Gateway is an add-on to ABAP, and enables simplified access to SAP. It aggregates data from different SAP systems with support for security, authorization and roles -- including single sign-on. Through the service consumption layer, information is rolled back to SAP, SAP Chief Technology Officer Vishal Sikka said. The consumption layer is an add-on to the NetWeaver 7.0 and SharePoint 2010.
“You need a way to enable that existing system to speak that new language. And you could enable that in two ways,” Sikka said in an interview. “You could go and tell the customers that you upgrade to this new software that is already enabled. Or, you could go and tell them that we have built a Gateway system that acts as a bridge. Gateway is that bridge from the existing system to the new world.”
Another problem with the initial version of Duet was that it was built around fixed scenarios, Loop said.
Duet Enterprise, on the other hand, comes with 25 out-of-the-box services that are meant to get customers started, but they are really intended to be used as models by customers, and ultimately partners, to build their own content.
A trio of development options for Duet
That content can be created in three ways, depending on the level of complexity necessary. Users with no coding experience can create content with SharePoint Designer. More customized products can be built through the ABAP Workbench, to facilitate things like Workflow. And very advanced, customized products can be built with Visual Designer, which leverages .NET standards.
In addition to internal development by customers, SAP and Microsoft are looking to partners to develop and sell these products -- with the idea that customers will download them, leverage the basic functionality and customize what they want.

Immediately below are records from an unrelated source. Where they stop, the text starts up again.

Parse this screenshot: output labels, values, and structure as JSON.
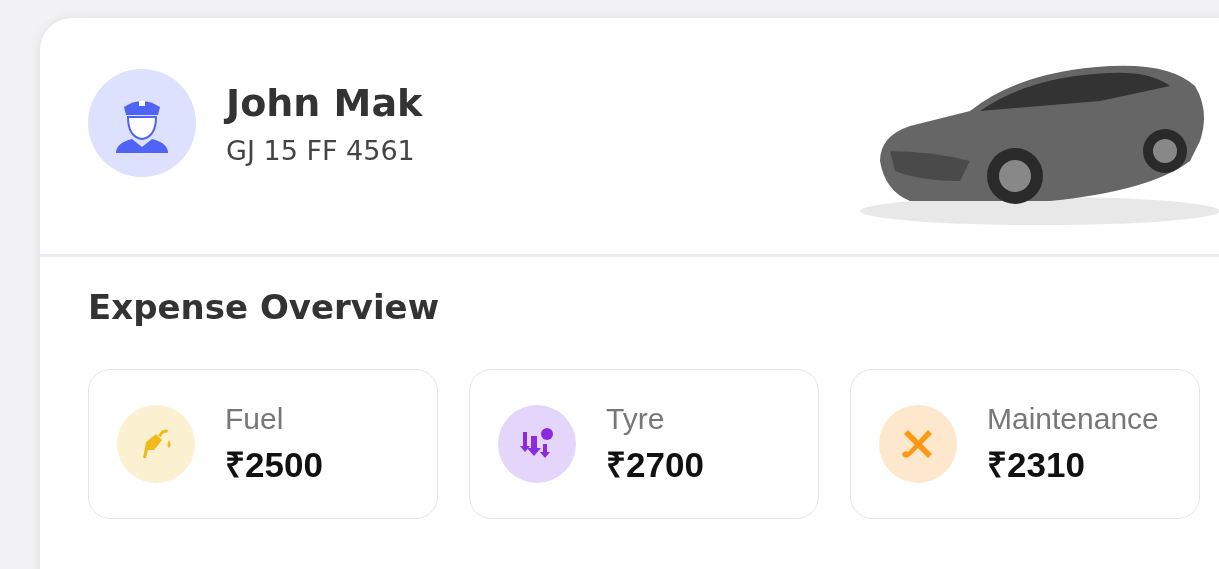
{
  "driver": {
    "name": "John Mak",
    "plate": "GJ 15 FF 4561"
  },
  "expenses": {
    "title": "Expense Overview",
    "items": [
      {
        "kind": "fuel",
        "label": "Fuel",
        "amount": "₹2500"
      },
      {
        "kind": "tyre",
        "label": "Tyre",
        "amount": "₹2700"
      },
      {
        "kind": "maintenance",
        "label": "Maintenance",
        "amount": "₹2310"
      }
    ]
  }
}
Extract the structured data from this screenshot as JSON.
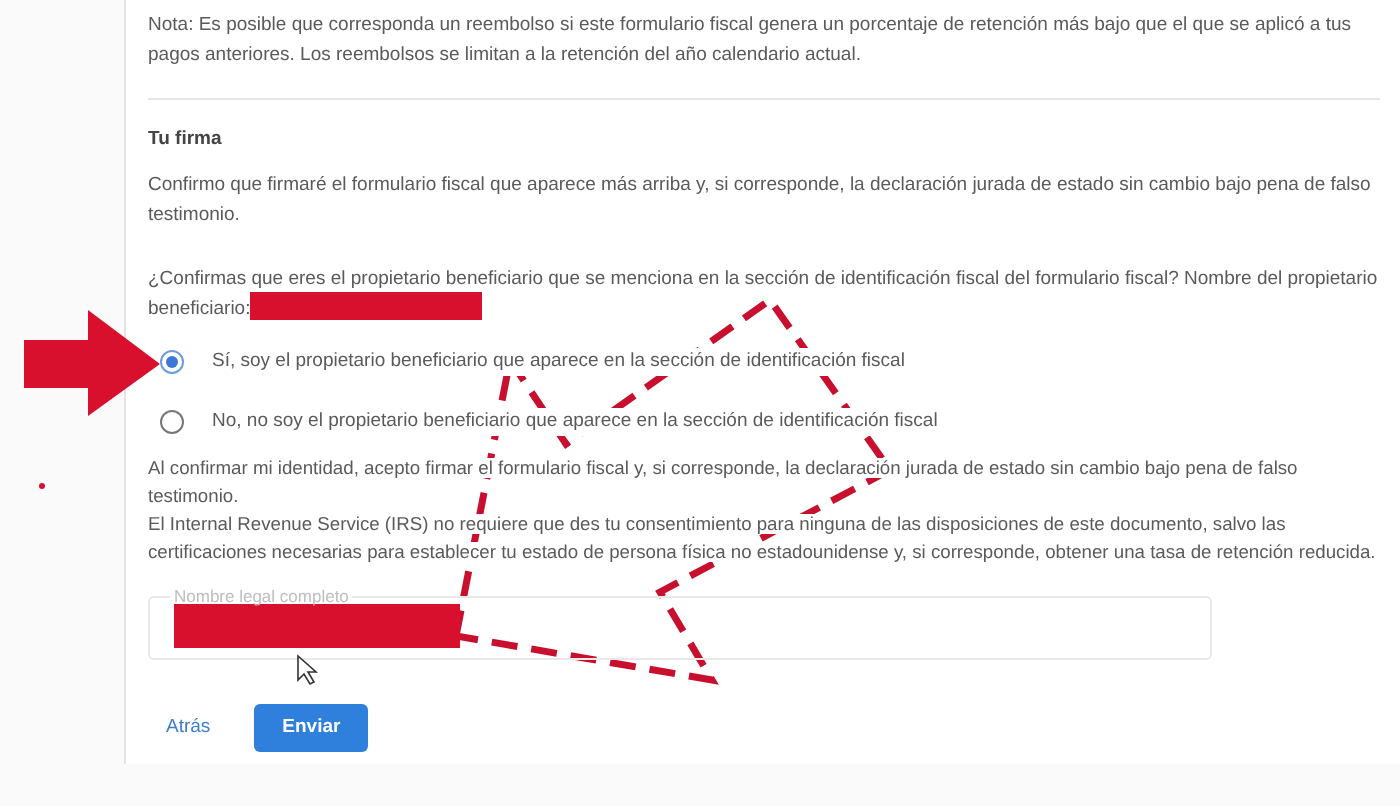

Microsoft itself is one of Duet Enterprise’s first customers, because, as Loop put it, one of Microsoft IT’s missions is to “eat its own dog food.” In 12 weeks, using Duet Enterprise, Loop built an application for trading-related functionality with two SAP developers, two Microsoft developers and two subject matter experts, in conjunction with Accenture.
The right mix of skills is essential to success, Loop said.

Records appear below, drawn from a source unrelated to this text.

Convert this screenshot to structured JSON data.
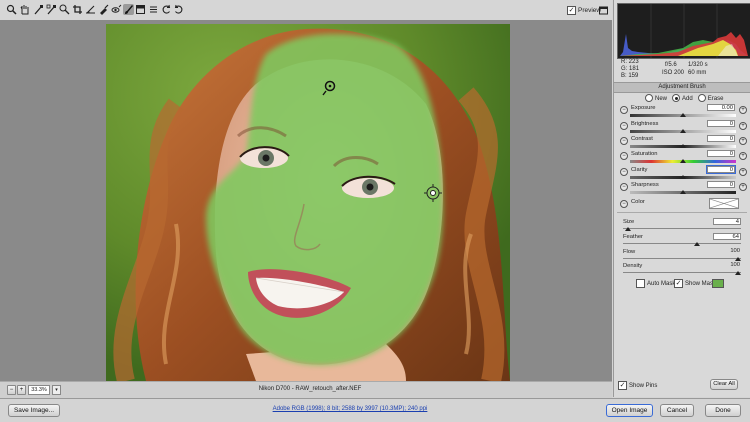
{
  "toolbar": {
    "tools": [
      "zoom-icon",
      "hand-icon",
      "white-balance-icon",
      "color-sampler-icon",
      "target-adjust-icon",
      "crop-icon",
      "straighten-icon",
      "spot-removal-icon",
      "red-eye-icon",
      "adjustment-brush-icon",
      "graduated-filter-icon",
      "preferences-icon",
      "rotate-ccw-icon",
      "rotate-cw-icon"
    ],
    "preview_label": "Preview",
    "preview_checked": "✓"
  },
  "status": {
    "zoom": "33.3%",
    "filename": "Nikon D700  -  RAW_retouch_after.NEF"
  },
  "info": {
    "r_label": "R:",
    "r_value": "223",
    "g_label": "G:",
    "g_value": "181",
    "b_label": "B:",
    "b_value": "159",
    "aperture": "f/5.6",
    "shutter": "1/320 s",
    "iso": "ISO 200",
    "focal": "60 mm"
  },
  "panel": {
    "title": "Adjustment Brush",
    "mode_new": "New",
    "mode_add": "Add",
    "mode_erase": "Erase",
    "sliders": [
      {
        "label": "Exposure",
        "value": "0.00"
      },
      {
        "label": "Brightness",
        "value": "0"
      },
      {
        "label": "Contrast",
        "value": "0"
      },
      {
        "label": "Saturation",
        "value": "0"
      },
      {
        "label": "Clarity",
        "value": "0"
      },
      {
        "label": "Sharpness",
        "value": "0"
      }
    ],
    "color_label": "Color",
    "brush": [
      {
        "label": "Size",
        "value": "4"
      },
      {
        "label": "Feather",
        "value": "64"
      },
      {
        "label": "Flow",
        "value": "100"
      },
      {
        "label": "Density",
        "value": "100"
      }
    ],
    "auto_mask": "Auto Mask",
    "show_mask": "Show Mask",
    "show_mask_checked": "✓",
    "show_pins": "Show Pins",
    "show_pins_checked": "✓",
    "clear_all": "Clear All",
    "mask_color": "#6ab04c"
  },
  "bottom": {
    "save_image": "Save Image...",
    "workflow": "Adobe RGB (1998); 8 bit; 2588 by 3997 (10.3MP); 240 ppi",
    "open_image": "Open Image",
    "cancel": "Cancel",
    "done": "Done"
  }
}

“You’ve got a Microsoft world and an SAP world; it’s really oil and vinegar,” he said. “Microsoft thinks technology, SAP thinks processes. People aren’t going to be successful if they give the SAP guy Microsoft or the Microsoft guy SAP. Put them together on a multidisciplinary team to really be successful on this.”
One of the best features of Duet Enterprise is the single sign-on out of the box, Loop said. An ID can be passed between the two, even if that ID is different in the two different systems. All the rules created in SAP are still enforced in SharePoint -- if the user doesn’t have access in SAP, he doesn’t have access in SharePoint, Loop said.
“I can get that stuff out of the box,” he said. “That’s a tremendous value proposition.”
But with all of these new advantages, Loop saw one major problem. Duet Enterprise goes from a browser, to SharePoint, to Gateway to the back end SAP system.
“Who do I go to if it doesn’t work?” he said.
With his team’s help, Microsoft and SAP now include a tracing tool that monitors all of these environments. Customers access that information in Solution Manager.
There are questions that remain around the initiative. Customers at TechEd asked how Gateway would handle SharePoint and SAP separated by a firewall. SAP said it’s working on enabling this through full-fledged XML.
In turn, other than speed and ease of deployment, some customers questioned whether Duet Enterprise would be any different than what they could already do in NetWeaver PI.
“I’m a PI guy,” said Erick Sick, an SAP developer for FMC Technologies. But he expressed interest in Duet Enterprise all the same. “A lot of what I see, I can do in PI, with some of the ecosystem tools tied into that already.”
But the value proposition and excitement remain strong.
“I think the ability to show up at your desk and be able to understand what to do,” is really what his users want, said a senior manager at a large pharmaceutical company.